Neolithic axe head from Rainsough, Greater Manchester. Image courtesy of Bury Art Museum
I bumped into Craig Brisbane on the Ancient Worlds galleries a few weeks ago and he mentioned in passing that the Prestwich Archaeology Group had found a neolithic stone axe head on the site of an old building. This immediately set off an allert on my radar because I have been looking for some time for a local example of what are known as ‘thunderstones’ or kerauni to put on display in the Ancient Worlds archaeology gallery.
Thunderstones are explained in Ralph Merrifield’s The Archaeology of Ritual and Magic (Batsford 1987). The story goes something like this: in Greek and Roman times people did not know when they found a prehistoric stone axe that it was a piece of archaeology. They understood it to be a fossilised thunderbolt and called it a keraunos. Working on the principle that lightning never strikes the same place twice, it made sense to them to place it in the roofs of buildings to act as a charm to ward off lightning. Ralph Merrifield mentions a Neolithic stone axe head found in a Medieval building context at Treasury Green in London. He argued that the axe could have dropped down from the roof where it had been placed as a protective talisman, and ended up in the footprint of the building when it fell into ruin.
I wanted to display an example of one of the re-used axes in Ancient Worlds. As it turned out, the best example we could find before the opening was a Neolithic adze, found in the lining of a Romano-British potter’s clay pit at Brockley Hill, Middlesex, which we borrowed from the Museum of London. I always felt that a local example ought to turn up. And now, thanks to Craig, it seems to have done.
Craig put me in touch with Ms Susan Lord, Museum Curator at Bury Art Museum , which has the Rainsough excavation archive with the stone axe, on loan from Bolton Museum. She kindly sent me information about the Rainsough excavations.
The Rainsough axe head is made of stone from Tievebulliagh in Ireland (pers.comm. Craig Brisbane). Image courtesy of Bury Art Museum.
In the meantime I checked with Mike Nevell, Head of the Centre for Applied Archaeology at the University of Salford. Mike confirmed, after speaking to Craig, that the axe was found whilst excavating the foundations of a timber-framed cruck cottage, at Rainsough Brow, in Prestwich, about half way between Manchester and Bolton, during the 1980s. I understand that cottages like this were still being built into the 17th century. The axe came from the middle room of the cottage, in the main heated room space. Mike told me there was no surviving floor surface there when the site was dug, but the axe was not in a pit or a cut but at the surface.
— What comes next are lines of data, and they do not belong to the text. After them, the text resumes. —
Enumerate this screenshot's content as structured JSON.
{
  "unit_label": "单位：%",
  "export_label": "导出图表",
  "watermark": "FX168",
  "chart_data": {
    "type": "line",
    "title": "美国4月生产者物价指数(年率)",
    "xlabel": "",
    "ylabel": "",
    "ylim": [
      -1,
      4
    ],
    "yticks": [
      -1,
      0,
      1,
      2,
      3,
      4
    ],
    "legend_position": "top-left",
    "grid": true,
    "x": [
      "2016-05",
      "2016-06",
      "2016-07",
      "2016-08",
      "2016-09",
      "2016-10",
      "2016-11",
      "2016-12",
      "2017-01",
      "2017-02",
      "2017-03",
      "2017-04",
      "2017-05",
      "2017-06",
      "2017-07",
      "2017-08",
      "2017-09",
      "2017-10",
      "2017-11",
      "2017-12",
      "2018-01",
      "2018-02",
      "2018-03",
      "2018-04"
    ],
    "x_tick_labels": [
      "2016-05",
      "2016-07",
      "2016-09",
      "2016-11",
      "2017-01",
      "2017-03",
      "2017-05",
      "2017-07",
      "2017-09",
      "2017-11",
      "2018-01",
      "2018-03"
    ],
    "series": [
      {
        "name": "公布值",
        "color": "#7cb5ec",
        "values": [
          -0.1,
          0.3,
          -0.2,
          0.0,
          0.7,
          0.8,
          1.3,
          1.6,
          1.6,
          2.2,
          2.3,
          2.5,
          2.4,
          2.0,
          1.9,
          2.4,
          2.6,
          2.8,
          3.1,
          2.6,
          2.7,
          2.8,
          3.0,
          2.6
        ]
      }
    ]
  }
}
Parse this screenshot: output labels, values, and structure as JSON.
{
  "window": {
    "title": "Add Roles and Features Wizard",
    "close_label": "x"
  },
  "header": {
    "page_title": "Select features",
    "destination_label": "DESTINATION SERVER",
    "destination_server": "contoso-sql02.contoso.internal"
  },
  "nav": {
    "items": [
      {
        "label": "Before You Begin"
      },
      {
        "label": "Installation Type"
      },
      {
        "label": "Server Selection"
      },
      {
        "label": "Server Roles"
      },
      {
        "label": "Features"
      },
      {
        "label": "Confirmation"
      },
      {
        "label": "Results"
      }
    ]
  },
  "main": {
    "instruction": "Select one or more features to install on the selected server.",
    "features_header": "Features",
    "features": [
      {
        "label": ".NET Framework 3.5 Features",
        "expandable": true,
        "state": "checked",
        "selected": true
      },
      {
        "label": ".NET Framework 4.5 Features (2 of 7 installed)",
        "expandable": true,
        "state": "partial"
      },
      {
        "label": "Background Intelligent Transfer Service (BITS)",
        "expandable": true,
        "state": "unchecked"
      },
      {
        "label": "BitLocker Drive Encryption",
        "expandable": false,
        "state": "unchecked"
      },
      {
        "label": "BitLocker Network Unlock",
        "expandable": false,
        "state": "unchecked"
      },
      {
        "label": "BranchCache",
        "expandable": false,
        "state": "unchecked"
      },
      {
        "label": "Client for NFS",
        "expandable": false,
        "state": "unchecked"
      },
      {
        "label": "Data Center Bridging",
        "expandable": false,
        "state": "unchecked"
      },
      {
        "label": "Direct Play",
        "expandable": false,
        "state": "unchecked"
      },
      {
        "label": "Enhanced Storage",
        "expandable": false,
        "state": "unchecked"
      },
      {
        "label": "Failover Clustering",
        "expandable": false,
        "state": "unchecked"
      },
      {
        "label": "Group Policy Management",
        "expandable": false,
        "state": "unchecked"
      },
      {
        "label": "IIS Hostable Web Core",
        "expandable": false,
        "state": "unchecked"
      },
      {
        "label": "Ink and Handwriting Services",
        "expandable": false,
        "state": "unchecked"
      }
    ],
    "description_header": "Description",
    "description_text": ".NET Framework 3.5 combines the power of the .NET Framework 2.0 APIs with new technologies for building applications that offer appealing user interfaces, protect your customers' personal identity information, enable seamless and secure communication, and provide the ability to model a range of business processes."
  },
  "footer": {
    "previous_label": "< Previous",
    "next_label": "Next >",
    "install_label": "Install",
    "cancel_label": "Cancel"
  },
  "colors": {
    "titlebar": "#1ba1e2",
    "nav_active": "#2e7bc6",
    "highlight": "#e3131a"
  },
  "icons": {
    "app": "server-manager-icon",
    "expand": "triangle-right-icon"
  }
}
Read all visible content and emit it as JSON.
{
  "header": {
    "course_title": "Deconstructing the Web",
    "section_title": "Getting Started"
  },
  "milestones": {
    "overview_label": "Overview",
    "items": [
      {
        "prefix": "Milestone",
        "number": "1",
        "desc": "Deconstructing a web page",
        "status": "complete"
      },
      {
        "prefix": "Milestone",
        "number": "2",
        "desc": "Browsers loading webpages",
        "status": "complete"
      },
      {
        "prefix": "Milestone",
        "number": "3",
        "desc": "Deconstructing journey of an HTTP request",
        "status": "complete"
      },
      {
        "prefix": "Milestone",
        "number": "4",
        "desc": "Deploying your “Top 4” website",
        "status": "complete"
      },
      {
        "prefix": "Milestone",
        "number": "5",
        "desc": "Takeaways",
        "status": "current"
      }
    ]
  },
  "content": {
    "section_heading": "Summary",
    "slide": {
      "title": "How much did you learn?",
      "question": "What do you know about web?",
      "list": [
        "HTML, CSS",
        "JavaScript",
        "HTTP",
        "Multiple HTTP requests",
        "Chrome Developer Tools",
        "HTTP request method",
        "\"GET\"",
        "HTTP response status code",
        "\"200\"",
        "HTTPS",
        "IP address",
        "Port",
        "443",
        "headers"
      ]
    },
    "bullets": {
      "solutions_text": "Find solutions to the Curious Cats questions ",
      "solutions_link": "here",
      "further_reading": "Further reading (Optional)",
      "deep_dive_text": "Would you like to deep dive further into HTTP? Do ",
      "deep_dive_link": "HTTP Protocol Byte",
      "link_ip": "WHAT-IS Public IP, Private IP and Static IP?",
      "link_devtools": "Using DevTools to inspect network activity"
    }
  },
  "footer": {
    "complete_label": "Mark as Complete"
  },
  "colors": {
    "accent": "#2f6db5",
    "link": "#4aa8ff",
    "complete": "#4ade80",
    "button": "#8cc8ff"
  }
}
Of course, we cannot be absolutely sure that the axe had been in the roof and fell down during dereliction, but judging by the location and shallow depth of the axe head, Mike felt that this was highly likely.
What do other people think? Do you agree that the Rainsough Neolithic axe head is probably a keraunos?
You can find out more about the circumstances of this discovery in Archaeology North West, the Bulletin of CBA North West No7 vol.2,part 1 spring/summer 1994 (see Dr Michael Nevell’s article ‘Rainsough a Romano-British site in the Irwell Valley’). You can find a plan and a section drawing of the cottage in Michael Nevell and Norman Redhead’s Bury the Archaeology of a Pennine Valley (University of Manchester, 1999).
We are now talking to Susan Lord and the museums at Bury and Bolton with a view to borrowing it to display in our Ancient Worlds galleries.
Though this isn’t exactly an International Rescue, we can at least say that Thunderstones are Go!
My sincerest thanks to Craig Brisbane for mentioning the axe, to Susan Lord for sending photographs and supporting information, and to Mike Nevell for confirming the stratigraphic location, all of which has helped in the reappraisal of this discovery.